Oller’s “La ceiba de Ponce” (1888) is a landscape with a famous ceiba tree in Ponce. To the Taíno and many other cultures, the ceiba is a sacred tree. We went to Ponce partly to see it. The government turned the nearby river into a concrete flood control channel. The great ceiba of Ponce started dying. It’s still there, and even has the shape you see in the painting, but sadly it is dead. The original painting is in El Museo de Arte de Ponce. museoarteponce.org
His “Hacienda Aurora” (1899) shows Puerto Rico’s Indigenous sacred mountain El Yunque in the background. It’s a view that is familiar to Puerto Ricans in the San Juan metropolitan area.
Sugar produced on these plantations would have been shipped to Brooklyn which became the world’s leading sugar refiner after 1860.
Characteristics of Impressionism include working in natural light with ordinary subjects and suggesting movement over time.
It was a reaction to Romanticism which glorified the emotions of the heroic individual in medieval times.
Impressionism abandons the hard lines of the illustrator for softer brush strokes. The interplay of these brush strokes offer the sensation of movement through shifting light and invite you to feel the scene instead of just see it.
This was the beginning of Modern Art which in a series of movements explored ever subtler ways to express movement and feeling.
The Puerto Rican Landscape is Living Impressionism
To really understand Oller, you need to spend some time in Puerto Rico. Like the French countryside, the heavens, the sea, and the mountains of Puerto Rico are Impressionism in real life.
The winds, waters and jungles of the Puerto Rican landscape are constantly in motion. Every time you look up, there is something simply beautiful to see, and it’s always gently moving.
Perhaps because the light near the equator is more intense, the range of colors in Puerto Rico is something to behold. Computers can now show more colors than the eye can see. But no computer image can capture the range of colors in a Puerto Rican landscape.

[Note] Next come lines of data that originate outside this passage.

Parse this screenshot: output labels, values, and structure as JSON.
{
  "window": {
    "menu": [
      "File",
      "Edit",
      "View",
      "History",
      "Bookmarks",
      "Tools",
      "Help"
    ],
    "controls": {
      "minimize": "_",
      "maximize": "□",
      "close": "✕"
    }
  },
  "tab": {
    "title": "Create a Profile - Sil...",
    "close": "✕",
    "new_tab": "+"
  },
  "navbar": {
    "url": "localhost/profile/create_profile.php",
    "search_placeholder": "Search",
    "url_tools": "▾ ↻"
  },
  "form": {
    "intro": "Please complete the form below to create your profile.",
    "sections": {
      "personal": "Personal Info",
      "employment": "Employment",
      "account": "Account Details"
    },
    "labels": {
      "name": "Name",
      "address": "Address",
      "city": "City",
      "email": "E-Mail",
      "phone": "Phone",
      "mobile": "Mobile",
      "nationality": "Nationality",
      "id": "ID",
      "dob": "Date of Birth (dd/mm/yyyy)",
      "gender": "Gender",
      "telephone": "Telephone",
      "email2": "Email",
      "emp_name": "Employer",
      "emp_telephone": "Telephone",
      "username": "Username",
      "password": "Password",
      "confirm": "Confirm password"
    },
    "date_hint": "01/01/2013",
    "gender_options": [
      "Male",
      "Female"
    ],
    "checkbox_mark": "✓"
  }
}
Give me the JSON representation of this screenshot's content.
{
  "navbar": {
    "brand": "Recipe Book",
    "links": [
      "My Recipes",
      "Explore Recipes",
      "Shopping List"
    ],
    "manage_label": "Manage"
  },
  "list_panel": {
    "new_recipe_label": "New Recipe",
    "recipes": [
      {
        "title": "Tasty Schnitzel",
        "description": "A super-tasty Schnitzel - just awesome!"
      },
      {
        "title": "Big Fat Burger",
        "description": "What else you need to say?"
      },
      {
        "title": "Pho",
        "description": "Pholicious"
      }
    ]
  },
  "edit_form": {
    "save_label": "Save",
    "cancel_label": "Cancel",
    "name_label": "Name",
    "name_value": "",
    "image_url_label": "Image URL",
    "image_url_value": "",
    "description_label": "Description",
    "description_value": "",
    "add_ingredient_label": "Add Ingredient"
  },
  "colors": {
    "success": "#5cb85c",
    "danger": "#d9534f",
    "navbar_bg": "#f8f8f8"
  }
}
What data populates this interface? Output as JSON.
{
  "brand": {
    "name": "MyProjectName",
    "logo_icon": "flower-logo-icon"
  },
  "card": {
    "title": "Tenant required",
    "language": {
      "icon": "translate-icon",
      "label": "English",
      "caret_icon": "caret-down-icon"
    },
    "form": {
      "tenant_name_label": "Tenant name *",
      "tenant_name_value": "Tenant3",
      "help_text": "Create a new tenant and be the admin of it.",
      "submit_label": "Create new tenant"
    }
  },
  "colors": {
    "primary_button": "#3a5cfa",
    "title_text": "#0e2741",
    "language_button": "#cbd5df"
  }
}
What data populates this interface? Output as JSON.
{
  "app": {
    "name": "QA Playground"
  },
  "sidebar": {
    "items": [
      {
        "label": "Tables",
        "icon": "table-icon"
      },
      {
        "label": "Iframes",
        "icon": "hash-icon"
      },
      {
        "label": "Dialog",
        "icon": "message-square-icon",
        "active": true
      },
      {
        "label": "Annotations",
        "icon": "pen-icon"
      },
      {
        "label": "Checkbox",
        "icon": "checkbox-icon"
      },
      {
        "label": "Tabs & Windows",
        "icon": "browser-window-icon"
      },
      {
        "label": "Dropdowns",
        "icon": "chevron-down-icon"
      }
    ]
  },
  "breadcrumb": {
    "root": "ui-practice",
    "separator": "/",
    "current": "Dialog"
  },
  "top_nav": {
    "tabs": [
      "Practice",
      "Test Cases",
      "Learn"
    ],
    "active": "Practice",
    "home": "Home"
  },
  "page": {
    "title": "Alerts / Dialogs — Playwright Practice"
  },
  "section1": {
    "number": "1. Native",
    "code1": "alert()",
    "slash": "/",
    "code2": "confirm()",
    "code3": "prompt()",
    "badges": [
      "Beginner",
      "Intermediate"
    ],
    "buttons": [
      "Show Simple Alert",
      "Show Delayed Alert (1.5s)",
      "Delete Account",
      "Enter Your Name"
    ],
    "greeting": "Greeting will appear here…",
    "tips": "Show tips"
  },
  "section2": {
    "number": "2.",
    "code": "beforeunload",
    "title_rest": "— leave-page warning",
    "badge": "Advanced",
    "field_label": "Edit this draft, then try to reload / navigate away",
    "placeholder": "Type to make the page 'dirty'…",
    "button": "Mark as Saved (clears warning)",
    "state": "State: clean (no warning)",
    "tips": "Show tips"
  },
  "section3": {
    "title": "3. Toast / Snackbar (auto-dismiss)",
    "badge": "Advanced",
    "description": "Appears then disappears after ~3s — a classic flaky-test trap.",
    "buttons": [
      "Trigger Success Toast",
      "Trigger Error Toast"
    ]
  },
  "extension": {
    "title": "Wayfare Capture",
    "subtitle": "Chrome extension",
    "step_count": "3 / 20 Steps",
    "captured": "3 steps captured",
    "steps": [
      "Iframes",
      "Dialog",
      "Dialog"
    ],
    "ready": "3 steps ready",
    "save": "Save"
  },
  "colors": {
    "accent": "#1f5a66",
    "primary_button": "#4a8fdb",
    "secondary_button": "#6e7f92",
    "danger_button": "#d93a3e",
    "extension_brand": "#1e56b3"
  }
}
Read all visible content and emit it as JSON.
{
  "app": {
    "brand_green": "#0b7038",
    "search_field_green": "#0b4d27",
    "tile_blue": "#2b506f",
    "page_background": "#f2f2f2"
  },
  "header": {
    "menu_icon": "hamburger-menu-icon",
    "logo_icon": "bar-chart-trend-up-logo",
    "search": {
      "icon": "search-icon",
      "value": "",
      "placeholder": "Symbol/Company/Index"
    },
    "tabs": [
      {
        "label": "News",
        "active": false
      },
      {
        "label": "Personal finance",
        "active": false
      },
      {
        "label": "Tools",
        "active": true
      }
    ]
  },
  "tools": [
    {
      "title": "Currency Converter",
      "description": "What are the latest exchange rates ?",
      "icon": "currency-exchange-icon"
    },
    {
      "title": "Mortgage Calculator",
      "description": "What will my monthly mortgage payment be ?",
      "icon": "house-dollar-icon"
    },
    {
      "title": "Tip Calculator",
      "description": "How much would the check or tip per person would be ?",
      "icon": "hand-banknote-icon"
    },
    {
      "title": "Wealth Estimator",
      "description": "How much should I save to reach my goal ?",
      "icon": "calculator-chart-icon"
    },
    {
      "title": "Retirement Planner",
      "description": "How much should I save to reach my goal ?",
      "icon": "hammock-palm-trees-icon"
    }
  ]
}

It’s not about what the eye sees, it’s what the brain sees. Looking at the Puerto Rican landscape, one wonders who or what could possibly create such beauty. God used all the colors to create Puerto Rico.
Modern Art was More Universal Than We Were Taught
In relations between Europe and the Americas, Americans (of the American continents) were always taught that the culture of Europe was superior and the culture of the Americas was inferior.
It’s not true, European culture is more European and American culture is more American, but neither is inherently better than the other. The inferiority complex was imposed as a means of control during the Colonial Period.
The reality is that Europe influenced the Americas and the Americas influenced Europe. In fact, advances in human culture and technology often arise spontaneously in multiple places around the same time.
We were taught about the great work of the Europeans. We were not taught about the great work being done in the Americas.
The art world understands this now. That is why we are seeing more exhibitions of artists beyond the male-only, Euro-centric, traditional time periods of art. This is why the MoMA, the Museum of Modern Art shut down for the summer of 2019 to restructure its exhibitions to be more inclusive in time, region and gender.
The change is occurring not just for politically correctness. It is happening because great art was made outside the traditional frames of reference.
Francisco Oller is one of these artists.
Museo de Arte Francisco Oller
There is a Francisco Oller art museum in Bayamón. It’s not so much a museum of his art, as a museum of contemporary artists’ reactions to Oller’s work.
Museo de Arte Francisco Oller
13 Cll Degetau, Bayamón, 00961
The Museum is in downtown Bayamón on the central plaza. It is near the Deportivo station of the Tren Urbano train system.
If you want to have a beer or a hamburger nearby, we recommend El Nido. elnidopuertorico.com